Records from a data source:

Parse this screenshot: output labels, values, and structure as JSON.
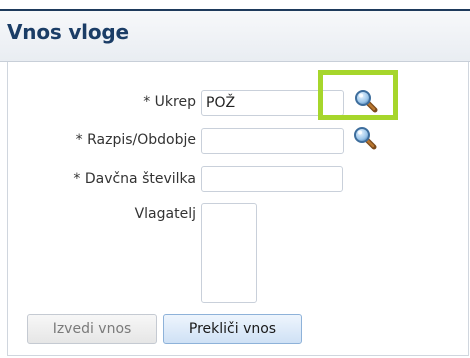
{
  "form": {
    "title": "Vnos vloge",
    "fields": {
      "ukrep": {
        "label": "* Ukrep",
        "value": "POŽ"
      },
      "razpis": {
        "label": "* Razpis/Obdobje",
        "value": ""
      },
      "davcna": {
        "label": "* Davčna številka",
        "value": ""
      },
      "vlagatelj": {
        "label": "Vlagatelj",
        "value": ""
      }
    },
    "icons": {
      "search": "magnifier-icon"
    },
    "highlight_color": "#a6d62b"
  },
  "actions": {
    "submit_label": "Izvedi vnos",
    "submit_enabled": false,
    "cancel_label": "Prekliči vnos"
  }
}
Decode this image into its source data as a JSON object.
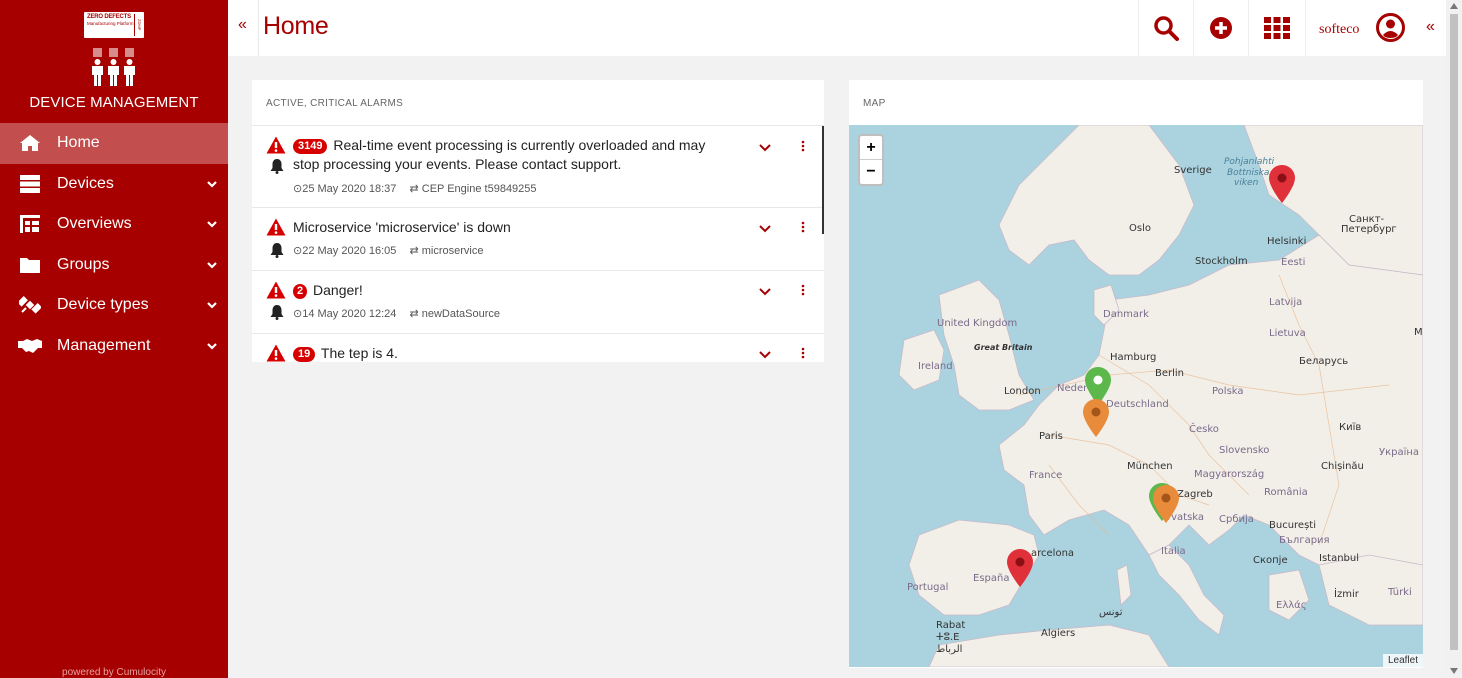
{
  "sidebar": {
    "logo": {
      "line1": "ZERO DEFECTS",
      "line2": "Manufacturing Platform",
      "side": "ZDMP"
    },
    "title": "DEVICE MANAGEMENT",
    "items": [
      {
        "label": "Home",
        "icon": "home-icon",
        "active": true
      },
      {
        "label": "Devices",
        "icon": "devices-icon"
      },
      {
        "label": "Overviews",
        "icon": "overviews-icon"
      },
      {
        "label": "Groups",
        "icon": "folder-icon"
      },
      {
        "label": "Device types",
        "icon": "satellite-icon"
      },
      {
        "label": "Management",
        "icon": "handshake-icon"
      }
    ],
    "powered": "powered by Cumulocity"
  },
  "header": {
    "collapse_left": "«",
    "title": "Home",
    "user": "softeco",
    "collapse_right": "«"
  },
  "alarms": {
    "title": "ACTIVE, CRITICAL ALARMS",
    "items": [
      {
        "count": "3149",
        "text": "Real-time event processing is currently overloaded and may stop processing your events. Please contact support.",
        "time": "25 May 2020 18:37",
        "source": "CEP Engine t59849255"
      },
      {
        "count": "",
        "text": "Microservice 'microservice' is down",
        "time": "22 May 2020 16:05",
        "source": "microservice"
      },
      {
        "count": "2",
        "text": "Danger!",
        "time": "14 May 2020 12:24",
        "source": "newDataSource"
      },
      {
        "count": "19",
        "text": "The tep is 4.",
        "time": "",
        "source": ""
      }
    ]
  },
  "map": {
    "title": "MAP",
    "zoom_in": "+",
    "zoom_out": "−",
    "attribution": "Leaflet",
    "labels": {
      "sverige": "Sverige",
      "pohjanlahti": "Pohjanlahti",
      "bottniska": "Bottniska",
      "viken": "viken",
      "spb1": "Санкт-",
      "spb2": "Петербург",
      "oslo": "Oslo",
      "helsinki": "Helsinki",
      "stockholm": "Stockholm",
      "eesti": "Eesti",
      "latvija": "Latvija",
      "lietuva": "Lietuva",
      "danmark": "Danmark",
      "uk": "United Kingdom",
      "gb": "Great Britain",
      "ireland": "Ireland",
      "hamburg": "Hamburg",
      "berlin": "Berlin",
      "polska": "Polska",
      "belarus": "Беларусь",
      "london": "London",
      "nederland": "Neder",
      "deutschland": "Deutschland",
      "paris": "Paris",
      "cesko": "Česko",
      "kyiv": "Київ",
      "slovensko": "Slovensko",
      "ukraina": "Україна",
      "france": "France",
      "munchen": "München",
      "magyar": "Magyarország",
      "chisinau": "Chișinău",
      "zagreb": "Zagreb",
      "romania": "România",
      "hrvatska": "rvatska",
      "srbija": "Србија",
      "bucuresti": "București",
      "balgariya": "България",
      "barcelona": "arcelona",
      "italia": "Italia",
      "skopje": "Скопје",
      "istanbul": "Istanbul",
      "portugal": "Portugal",
      "espana": "España",
      "izmir": "İzmir",
      "turkiye": "Türki",
      "ellas": "Ελλάς",
      "tunis": "تونس",
      "rabat": "Rabat",
      "oe": "ⵜⵓ.E",
      "rabat_ar": "الرباط",
      "algiers": "Algiers",
      "m": "M"
    }
  },
  "colors": {
    "brand": "#a60000",
    "active": "#c24e4e",
    "badge": "#d60000",
    "sea": "#aad3df",
    "land": "#f2efe9"
  }
}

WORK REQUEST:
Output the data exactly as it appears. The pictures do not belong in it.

ANSWER SPACE:
Parse this screenshot: output labels, values, and structure as JSON.
{
  "form": {
    "title": "Vnos vloge",
    "fields": {
      "ukrep": {
        "label": "* Ukrep",
        "value": "POŽ"
      },
      "razpis": {
        "label": "* Razpis/Obdobje",
        "value": ""
      },
      "davcna": {
        "label": "* Davčna številka",
        "value": ""
      },
      "vlagatelj": {
        "label": "Vlagatelj",
        "value": ""
      }
    },
    "icons": {
      "search": "magnifier-icon"
    },
    "highlight_color": "#a6d62b"
  },
  "actions": {
    "submit_label": "Izvedi vnos",
    "submit_enabled": false,
    "cancel_label": "Prekliči vnos"
  }
}
Decode this image into its source data as a JSON object.
{
  "sidebar": {
    "logo": {
      "line1": "ZERO DEFECTS",
      "line2": "Manufacturing Platform",
      "side": "ZDMP"
    },
    "title": "DEVICE MANAGEMENT",
    "items": [
      {
        "label": "Home",
        "icon": "home-icon",
        "active": true
      },
      {
        "label": "Devices",
        "icon": "devices-icon"
      },
      {
        "label": "Overviews",
        "icon": "overviews-icon"
      },
      {
        "label": "Groups",
        "icon": "folder-icon"
      },
      {
        "label": "Device types",
        "icon": "satellite-icon"
      },
      {
        "label": "Management",
        "icon": "handshake-icon"
      }
    ],
    "powered": "powered by Cumulocity"
  },
  "header": {
    "collapse_left": "«",
    "title": "Home",
    "user": "softeco",
    "collapse_right": "«"
  },
  "alarms": {
    "title": "ACTIVE, CRITICAL ALARMS",
    "items": [
      {
        "count": "3149",
        "text": "Real-time event processing is currently overloaded and may stop processing your events. Please contact support.",
        "time": "25 May 2020 18:37",
        "source": "CEP Engine t59849255"
      },
      {
        "count": "",
        "text": "Microservice 'microservice' is down",
        "time": "22 May 2020 16:05",
        "source": "microservice"
      },
      {
        "count": "2",
        "text": "Danger!",
        "time": "14 May 2020 12:24",
        "source": "newDataSource"
      },
      {
        "count": "19",
        "text": "The tep is 4.",
        "time": "",
        "source": ""
      }
    ]
  },
  "map": {
    "title": "MAP",
    "zoom_in": "+",
    "zoom_out": "−",
    "attribution": "Leaflet",
    "labels": {
      "sverige": "Sverige",
      "pohjanlahti": "Pohjanlahti",
      "bottniska": "Bottniska",
      "viken": "viken",
      "spb1": "Санкт-",
      "spb2": "Петербург",
      "oslo": "Oslo",
      "helsinki": "Helsinki",
      "stockholm": "Stockholm",
      "eesti": "Eesti",
      "latvija": "Latvija",
      "lietuva": "Lietuva",
      "danmark": "Danmark",
      "uk": "United Kingdom",
      "gb": "Great Britain",
      "ireland": "Ireland",
      "hamburg": "Hamburg",
      "berlin": "Berlin",
      "polska": "Polska",
      "belarus": "Беларусь",
      "london": "London",
      "nederland": "Neder",
      "deutschland": "Deutschland",
      "paris": "Paris",
      "cesko": "Česko",
      "kyiv": "Київ",
      "slovensko": "Slovensko",
      "ukraina": "Україна",
      "france": "France",
      "munchen": "München",
      "magyar": "Magyarország",
      "chisinau": "Chișinău",
      "zagreb": "Zagreb",
      "romania": "România",
      "hrvatska": "rvatska",
      "srbija": "Србија",
      "bucuresti": "București",
      "balgariya": "България",
      "barcelona": "arcelona",
      "italia": "Italia",
      "skopje": "Скопје",
      "istanbul": "Istanbul",
      "portugal": "Portugal",
      "espana": "España",
      "izmir": "İzmir",
      "turkiye": "Türki",
      "ellas": "Ελλάς",
      "tunis": "تونس",
      "rabat": "Rabat",
      "oe": "ⵜⵓ.E",
      "rabat_ar": "الرباط",
      "algiers": "Algiers",
      "m": "M"
    }
  },
  "colors": {
    "brand": "#a60000",
    "active": "#c24e4e",
    "badge": "#d60000",
    "sea": "#aad3df",
    "land": "#f2efe9"
  }
}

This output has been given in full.